The global public health initiative to eradicate polio is "not a done deal." That's the consensus at the 2016 World Health Summit in Berlin. There is plenty of potential for us to fail. On three counts.
If it weren't for the short-sightedness of business, we may not be in the situation we are with polio today. In the late 1990s we were heading towards a global public health goal of eradicating the disease by the year 2000.
By 1999, things were looking good. And the World Health Organization says one strand - poliovirus type 2 - was indeed eradicated that year.
But Suraya Dalil, the Afghan ambassador to Switzerland, suggests commercial concerns at the time may have led us to where we are now.
"We wanted to eradicate polio by 2000," says Dalil. "I remember I was at UNICEF. But the [stock of] polio vaccine was very low because the manufacturers weren't making it, thinking that by 2000 no one would buy it."
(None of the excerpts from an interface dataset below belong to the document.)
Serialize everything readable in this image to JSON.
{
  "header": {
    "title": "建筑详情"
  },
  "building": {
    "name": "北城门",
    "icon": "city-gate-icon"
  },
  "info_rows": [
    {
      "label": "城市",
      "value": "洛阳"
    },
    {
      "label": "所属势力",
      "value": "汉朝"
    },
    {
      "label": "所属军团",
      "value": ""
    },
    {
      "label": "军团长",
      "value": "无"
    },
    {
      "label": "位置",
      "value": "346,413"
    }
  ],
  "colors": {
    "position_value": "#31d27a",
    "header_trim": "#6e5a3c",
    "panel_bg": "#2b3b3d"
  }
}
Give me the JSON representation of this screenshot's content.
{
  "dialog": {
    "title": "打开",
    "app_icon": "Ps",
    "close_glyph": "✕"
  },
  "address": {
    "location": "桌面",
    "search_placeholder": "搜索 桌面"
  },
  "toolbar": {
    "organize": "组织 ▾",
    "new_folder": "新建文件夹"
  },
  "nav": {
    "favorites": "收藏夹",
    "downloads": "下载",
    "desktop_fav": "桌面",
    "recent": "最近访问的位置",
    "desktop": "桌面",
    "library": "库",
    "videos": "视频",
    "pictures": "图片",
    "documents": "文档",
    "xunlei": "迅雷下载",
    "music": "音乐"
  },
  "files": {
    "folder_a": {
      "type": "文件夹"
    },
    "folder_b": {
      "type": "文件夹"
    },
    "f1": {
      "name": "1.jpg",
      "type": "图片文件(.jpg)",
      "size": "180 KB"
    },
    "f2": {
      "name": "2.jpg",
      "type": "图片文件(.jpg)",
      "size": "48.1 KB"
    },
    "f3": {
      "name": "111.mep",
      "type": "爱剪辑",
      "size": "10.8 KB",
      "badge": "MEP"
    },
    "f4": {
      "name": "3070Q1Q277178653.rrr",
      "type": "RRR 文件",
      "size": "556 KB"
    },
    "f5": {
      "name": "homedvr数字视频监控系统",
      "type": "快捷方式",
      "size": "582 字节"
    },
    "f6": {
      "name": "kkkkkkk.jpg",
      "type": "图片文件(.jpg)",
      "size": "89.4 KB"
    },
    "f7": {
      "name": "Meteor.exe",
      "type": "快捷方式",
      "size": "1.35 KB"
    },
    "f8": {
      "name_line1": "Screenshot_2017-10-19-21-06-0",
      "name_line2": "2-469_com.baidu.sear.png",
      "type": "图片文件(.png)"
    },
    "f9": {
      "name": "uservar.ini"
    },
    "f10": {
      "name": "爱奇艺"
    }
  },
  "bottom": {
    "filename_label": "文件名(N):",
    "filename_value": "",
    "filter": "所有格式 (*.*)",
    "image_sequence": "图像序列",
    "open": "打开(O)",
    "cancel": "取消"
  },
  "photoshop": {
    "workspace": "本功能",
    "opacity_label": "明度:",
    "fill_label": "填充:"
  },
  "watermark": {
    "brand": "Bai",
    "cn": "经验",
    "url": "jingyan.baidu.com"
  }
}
And sixteen years later, says Dalil, we still face a global threat. Her home country, Afghanistan, and Pakistan are listed by the WHO as the two places in the world where polio transmission has never stopped.
Polio cases have decreased globally "by over 99 percent since 1988, from an estimated 350,000 cases then to 74 reported cases in 2015," says the WHO.
It has, however, reemerged in countries at war, like Syria, where immunization levels were once at 80 percent but have dropped to 41 percent. Elsewhere, there have been what Stephen Matlin of Imperial College London calls "setbacks."
"We've seen new cases of polio in Nigeria in three regions under Boko Haram control," says Matlin. And "genetic matching" has shown it was not properly controlled in the first place.
Reaching the "missed children"
The WHO says polio mainly affects children under 5 years of age. In 1 in 200 infections, it leads to irreversible paralysis, and in some cases that paralysis can be fatal when the child's breathing muscles become immobilized. There are three strains of wild poliovirus (type 1, 2, and 3). "Failure to eradicate polio […] could result in as many as 200,000 new cases every year, within 10 years, all over the world."
Afghanistan has been running a vaccination program for 20 years, says Dalil. It is the only such program in the country that goes door-to-door to "reach every child."
Dalil says 60 percent of polio cases in Afghanistan are imported from Pakistan. The two countries share a "huge border" with the potential for a million children to cross. You could say it is a burden. But Dalil says it's also an opportunity. And that's why Afghanistan has set up vaccination centers along its southern and eastern borders.
Security a key challenge… and money
There are also significant security issues - even though, Dalil says, the Taliban is "okay" with polio vaccination programs. Security issues loom large in Syria and Nigeria to name two locations.
Matshidiso R. Moeti, the WHO's regional director for Africa, says security is a "key challenge" in eradicating polio. Nigeria, for instance, collaborates closely with the military on vaccination programs. The military goes in first and "cleans up," she says. "But I don't want to contemplate too closely what that means."
"We need to learn the lessons from polio so we know how and when to work in these insecure areas," says Moeti. "And we need to make sure eradicating polio is not just a commitment of a country's health minister, but also of its finance minister."
Often governments rely on private initiatives, like the Bill and Melinda Gates Foundation, to help with their vaccination responsibilities. They may in fact have to. But richer nations could also pitch in a little more, where there is the political will.
Nellie Bristol, a senior fellow at the Center for Strategic and International Studies, says foreign investment in the US is "better than most" even at 1 percent of the federal budget. But if Donald Trump wins the upcoming election, "all bets are off."
Many ways to fail on polio
There is a lot of talk about eradicating diseases by 2030 at this World Health Summit, whether it is polio, HIV, or tuberculosis. Eradication, however, is not inevitable - even with all the technology in the world. So what if we fail?
Ilona Kickbsuch, who heads the Global Health Center in Switzerland, says "people love to eradicate things, but we may fail to learn the lessons from polio. We have not learnt the lessons from smallpox, so what happens when we next try to eradicate measles."
Failure may be a badge of honor for technology entrepreneurs, who boast about blowing millions of venture capital. But as Silicon Valley moves increasingly into the area of health, it may like to take note there is no room for failure here.
And you got that message loud and clear when Kickbusch's colleague, Stephen Matlin, took the notion of failure to its ultimate conclusion with a simple question on Tuesday (11.10.2016).
He asked: "What if we fail to eradicate polio?"
Matlin says interest in disease always spikes during emergencies, and we saw with the Ebola outbreak in western Africa. So "what does polio need now" to ensure we eradicate it? Surely, not another global pandemic.